● **EXERCISE DESCRIPTION**
Please return the lines of the data that contain "Malaria".

● **INFORMATION SUPPLIED**
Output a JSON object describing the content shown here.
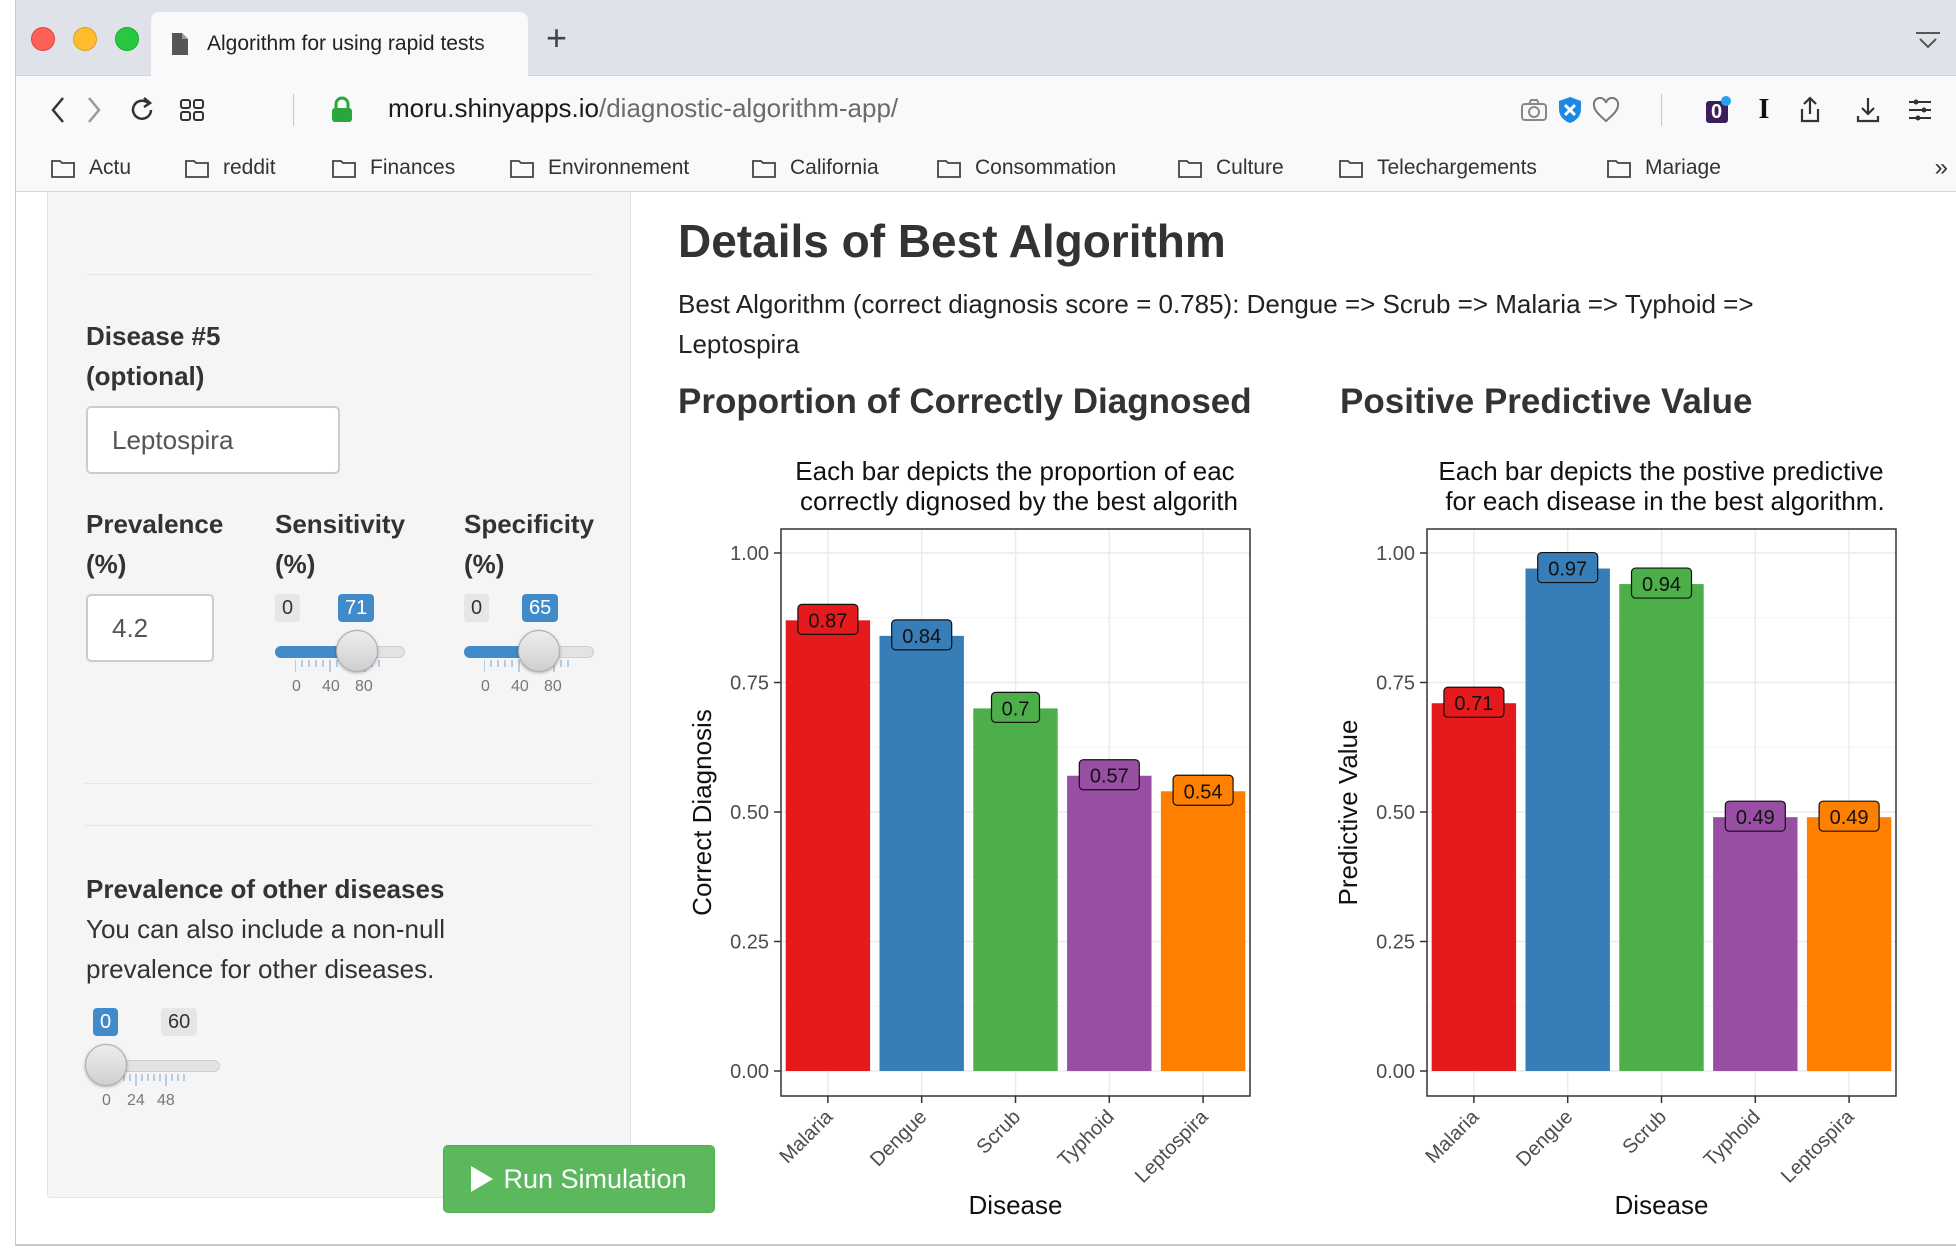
{
  "browser": {
    "tab_title": "Algorithm for using rapid tests",
    "new_tab": "+",
    "url_host": "moru.shinyapps.io",
    "url_path": "/diagnostic-algorithm-app/",
    "extension_badge": "0",
    "extension_i": "I",
    "bookmarks": [
      "Actu",
      "reddit",
      "Finances",
      "Environnement",
      "California",
      "Consommation",
      "Culture",
      "Telechargements",
      "Mariage"
    ],
    "bookmarks_more": "»"
  },
  "sidebar": {
    "disease5_label_1": "Disease #5",
    "disease5_label_2": "(optional)",
    "disease5_value": "Leptospira",
    "prevalence_label_1": "Prevalence",
    "prevalence_label_2": "(%)",
    "prevalence_value": "4.2",
    "sensitivity_label_1": "Sensitivity",
    "sensitivity_label_2": "(%)",
    "specificity_label_1": "Specificity",
    "specificity_label_2": "(%)",
    "sensitivity_slider": {
      "min_label": "0",
      "value": "71",
      "ticks": [
        "0",
        "40",
        "80"
      ]
    },
    "specificity_slider": {
      "min_label": "0",
      "value": "65",
      "ticks": [
        "0",
        "40",
        "80"
      ]
    },
    "other_title": "Prevalence of other diseases",
    "other_desc_1": "You can also include a non-null",
    "other_desc_2": "prevalence for other diseases.",
    "other_slider": {
      "value": "0",
      "max_label": "60",
      "ticks": [
        "0",
        "24",
        "48"
      ]
    },
    "run_button": "Run Simulation"
  },
  "main": {
    "title": "Details of Best Algorithm",
    "best_line_1": "Best Algorithm (correct diagnosis score = 0.785): Dengue => Scrub => Malaria => Typhoid =>",
    "best_line_2": "Leptospira",
    "left_title": "Proportion of Correctly Diagnosed",
    "right_title": "Positive Predictive Value"
  },
  "colors": {
    "Malaria": "#e41a1c",
    "Dengue": "#377eb8",
    "Scrub": "#4daf4a",
    "Typhoid": "#984ea3",
    "Leptospira": "#ff7f00"
  },
  "chart_data": [
    {
      "type": "bar",
      "subtitle_1": "Each bar depicts the proportion of eac",
      "subtitle_2": "correctly dignosed by the best algorith",
      "xlabel": "Disease",
      "ylabel": "Correct Diagnosis",
      "ylim": [
        0,
        1.0
      ],
      "yticks": [
        "0.00",
        "0.25",
        "0.50",
        "0.75",
        "1.00"
      ],
      "categories": [
        "Malaria",
        "Dengue",
        "Scrub",
        "Typhoid",
        "Leptospira"
      ],
      "values": [
        0.87,
        0.84,
        0.7,
        0.57,
        0.54
      ],
      "labels": [
        "0.87",
        "0.84",
        "0.7",
        "0.57",
        "0.54"
      ]
    },
    {
      "type": "bar",
      "subtitle_1": "Each bar depicts the postive predictive",
      "subtitle_2": "for each disease in the best algorithm.",
      "xlabel": "Disease",
      "ylabel": "Predictive Value",
      "ylim": [
        0,
        1.0
      ],
      "yticks": [
        "0.00",
        "0.25",
        "0.50",
        "0.75",
        "1.00"
      ],
      "categories": [
        "Malaria",
        "Dengue",
        "Scrub",
        "Typhoid",
        "Leptospira"
      ],
      "values": [
        0.71,
        0.97,
        0.94,
        0.49,
        0.49
      ],
      "labels": [
        "0.71",
        "0.97",
        "0.94",
        "0.49",
        "0.49"
      ]
    }
  ]
}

● **FINAL ANSWER**
    "best_line_1": "Best Algorithm (correct diagnosis score = 0.785): Dengue => Scrub => Malaria => Typhoid =>",
    "Malaria": "#e41a1c",
        "Malaria",
        "Malaria",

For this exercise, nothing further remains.